Entries supplied Start Marker

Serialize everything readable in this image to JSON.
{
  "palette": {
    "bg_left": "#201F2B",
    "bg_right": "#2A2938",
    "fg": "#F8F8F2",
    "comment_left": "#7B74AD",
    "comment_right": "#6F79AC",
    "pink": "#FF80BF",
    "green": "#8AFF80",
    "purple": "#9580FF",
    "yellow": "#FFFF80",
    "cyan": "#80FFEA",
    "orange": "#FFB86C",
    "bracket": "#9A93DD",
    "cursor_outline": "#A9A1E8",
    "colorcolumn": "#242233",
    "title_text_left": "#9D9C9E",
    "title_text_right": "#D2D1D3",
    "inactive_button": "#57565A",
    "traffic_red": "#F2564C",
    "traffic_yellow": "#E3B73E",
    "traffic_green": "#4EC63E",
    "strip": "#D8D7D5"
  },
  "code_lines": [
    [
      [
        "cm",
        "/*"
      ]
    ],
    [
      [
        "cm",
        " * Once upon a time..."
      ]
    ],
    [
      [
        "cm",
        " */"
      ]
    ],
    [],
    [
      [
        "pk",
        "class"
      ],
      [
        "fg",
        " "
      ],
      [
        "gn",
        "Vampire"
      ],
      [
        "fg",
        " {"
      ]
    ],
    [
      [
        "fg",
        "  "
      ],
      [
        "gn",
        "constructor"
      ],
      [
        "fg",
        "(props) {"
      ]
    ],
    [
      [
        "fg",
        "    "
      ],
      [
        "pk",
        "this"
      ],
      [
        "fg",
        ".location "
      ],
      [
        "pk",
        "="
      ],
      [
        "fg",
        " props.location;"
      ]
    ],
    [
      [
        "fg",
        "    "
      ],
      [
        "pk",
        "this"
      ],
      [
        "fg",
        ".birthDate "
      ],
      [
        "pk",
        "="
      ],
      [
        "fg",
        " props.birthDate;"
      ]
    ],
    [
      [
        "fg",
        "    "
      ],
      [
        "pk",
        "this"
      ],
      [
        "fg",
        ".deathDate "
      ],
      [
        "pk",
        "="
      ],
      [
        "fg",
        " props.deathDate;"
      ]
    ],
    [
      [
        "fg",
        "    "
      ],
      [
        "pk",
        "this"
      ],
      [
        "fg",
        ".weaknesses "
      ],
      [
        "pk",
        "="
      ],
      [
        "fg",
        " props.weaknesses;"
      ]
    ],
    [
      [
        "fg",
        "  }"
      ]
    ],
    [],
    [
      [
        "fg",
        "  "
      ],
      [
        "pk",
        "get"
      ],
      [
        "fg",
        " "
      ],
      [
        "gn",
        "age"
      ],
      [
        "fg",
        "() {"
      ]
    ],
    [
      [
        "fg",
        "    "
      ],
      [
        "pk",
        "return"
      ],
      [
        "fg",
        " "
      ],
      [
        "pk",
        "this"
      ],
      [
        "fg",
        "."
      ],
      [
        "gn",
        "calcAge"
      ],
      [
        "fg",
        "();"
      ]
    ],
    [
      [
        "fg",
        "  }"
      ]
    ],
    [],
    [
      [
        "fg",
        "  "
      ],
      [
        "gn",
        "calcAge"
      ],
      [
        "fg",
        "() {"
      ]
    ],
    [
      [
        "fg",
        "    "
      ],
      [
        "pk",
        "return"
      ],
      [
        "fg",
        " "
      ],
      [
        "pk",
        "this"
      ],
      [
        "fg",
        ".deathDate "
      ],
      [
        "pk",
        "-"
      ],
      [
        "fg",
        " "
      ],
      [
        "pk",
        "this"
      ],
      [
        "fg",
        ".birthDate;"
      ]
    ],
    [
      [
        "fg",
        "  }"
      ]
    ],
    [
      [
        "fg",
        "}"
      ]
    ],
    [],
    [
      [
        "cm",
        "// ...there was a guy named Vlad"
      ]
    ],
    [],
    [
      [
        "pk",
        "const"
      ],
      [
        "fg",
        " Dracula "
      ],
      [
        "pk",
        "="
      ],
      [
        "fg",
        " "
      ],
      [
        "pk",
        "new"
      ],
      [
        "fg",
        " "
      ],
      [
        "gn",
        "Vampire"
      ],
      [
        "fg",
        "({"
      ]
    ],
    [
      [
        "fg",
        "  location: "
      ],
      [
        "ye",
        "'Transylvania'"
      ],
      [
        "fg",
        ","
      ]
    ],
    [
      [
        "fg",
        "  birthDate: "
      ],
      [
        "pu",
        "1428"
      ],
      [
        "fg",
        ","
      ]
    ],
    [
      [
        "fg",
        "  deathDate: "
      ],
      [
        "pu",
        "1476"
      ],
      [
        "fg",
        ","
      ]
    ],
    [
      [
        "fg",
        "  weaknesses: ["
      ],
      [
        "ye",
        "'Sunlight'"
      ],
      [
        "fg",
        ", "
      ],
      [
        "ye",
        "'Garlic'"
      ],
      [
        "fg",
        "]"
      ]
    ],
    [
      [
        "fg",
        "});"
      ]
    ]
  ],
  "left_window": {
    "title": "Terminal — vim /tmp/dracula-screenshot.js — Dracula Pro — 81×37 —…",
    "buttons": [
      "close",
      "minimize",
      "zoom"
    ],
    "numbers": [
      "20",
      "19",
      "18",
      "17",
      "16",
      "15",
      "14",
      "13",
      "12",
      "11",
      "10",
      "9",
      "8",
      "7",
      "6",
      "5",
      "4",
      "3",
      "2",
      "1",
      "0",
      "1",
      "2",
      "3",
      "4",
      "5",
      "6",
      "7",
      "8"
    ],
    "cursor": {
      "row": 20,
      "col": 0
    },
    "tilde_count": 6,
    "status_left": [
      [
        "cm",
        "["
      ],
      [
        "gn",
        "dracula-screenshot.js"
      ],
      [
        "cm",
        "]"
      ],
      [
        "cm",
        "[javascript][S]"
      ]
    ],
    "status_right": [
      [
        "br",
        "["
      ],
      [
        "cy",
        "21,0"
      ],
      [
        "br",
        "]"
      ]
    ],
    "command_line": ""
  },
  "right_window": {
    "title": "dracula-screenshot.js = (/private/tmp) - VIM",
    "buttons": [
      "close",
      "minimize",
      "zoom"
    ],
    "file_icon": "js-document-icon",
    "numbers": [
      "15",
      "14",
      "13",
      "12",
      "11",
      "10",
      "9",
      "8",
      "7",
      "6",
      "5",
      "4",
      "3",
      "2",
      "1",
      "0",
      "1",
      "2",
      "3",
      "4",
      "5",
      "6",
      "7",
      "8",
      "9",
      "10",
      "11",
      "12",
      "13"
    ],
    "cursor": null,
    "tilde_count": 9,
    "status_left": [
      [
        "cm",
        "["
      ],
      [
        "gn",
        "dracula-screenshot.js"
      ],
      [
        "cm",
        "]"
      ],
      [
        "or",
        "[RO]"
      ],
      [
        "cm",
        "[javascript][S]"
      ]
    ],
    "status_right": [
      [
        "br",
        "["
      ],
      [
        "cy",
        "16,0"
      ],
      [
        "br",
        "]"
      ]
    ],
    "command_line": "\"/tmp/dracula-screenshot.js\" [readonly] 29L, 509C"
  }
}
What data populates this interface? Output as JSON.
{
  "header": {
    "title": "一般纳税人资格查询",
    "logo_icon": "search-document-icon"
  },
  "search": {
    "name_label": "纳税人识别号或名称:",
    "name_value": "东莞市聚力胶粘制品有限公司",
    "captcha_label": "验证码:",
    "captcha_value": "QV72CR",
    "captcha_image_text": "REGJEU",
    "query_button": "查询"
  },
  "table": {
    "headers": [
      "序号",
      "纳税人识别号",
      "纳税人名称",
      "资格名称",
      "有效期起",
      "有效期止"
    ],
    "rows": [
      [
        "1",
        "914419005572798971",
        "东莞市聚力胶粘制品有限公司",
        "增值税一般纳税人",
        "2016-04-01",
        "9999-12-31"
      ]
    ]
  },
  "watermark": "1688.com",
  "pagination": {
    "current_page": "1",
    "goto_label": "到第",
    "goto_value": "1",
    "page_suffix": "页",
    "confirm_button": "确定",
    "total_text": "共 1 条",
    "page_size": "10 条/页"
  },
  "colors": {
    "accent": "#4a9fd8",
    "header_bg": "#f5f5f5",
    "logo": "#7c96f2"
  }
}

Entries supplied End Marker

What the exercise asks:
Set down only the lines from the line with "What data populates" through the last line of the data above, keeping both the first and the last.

Exercise answer:
What data populates this interface? Output as JSON.
{
  "header": {
    "title": "一般纳税人资格查询",
    "logo_icon": "search-document-icon"
  },
  "search": {
    "name_label": "纳税人识别号或名称:",
    "name_value": "东莞市聚力胶粘制品有限公司",
    "captcha_label": "验证码:",
    "captcha_value": "QV72CR",
    "captcha_image_text": "REGJEU",
    "query_button": "查询"
  },
  "table": {
    "headers": [
      "序号",
      "纳税人识别号",
      "纳税人名称",
      "资格名称",
      "有效期起",
      "有效期止"
    ],
    "rows": [
      [
        "1",
        "914419005572798971",
        "东莞市聚力胶粘制品有限公司",
        "增值税一般纳税人",
        "2016-04-01",
        "9999-12-31"
      ]
    ]
  },
  "watermark": "1688.com",
  "pagination": {
    "current_page": "1",
    "goto_label": "到第",
    "goto_value": "1",
    "page_suffix": "页",
    "confirm_button": "确定",
    "total_text": "共 1 条",
    "page_size": "10 条/页"
  },
  "colors": {
    "accent": "#4a9fd8",
    "header_bg": "#f5f5f5",
    "logo": "#7c96f2"
  }
}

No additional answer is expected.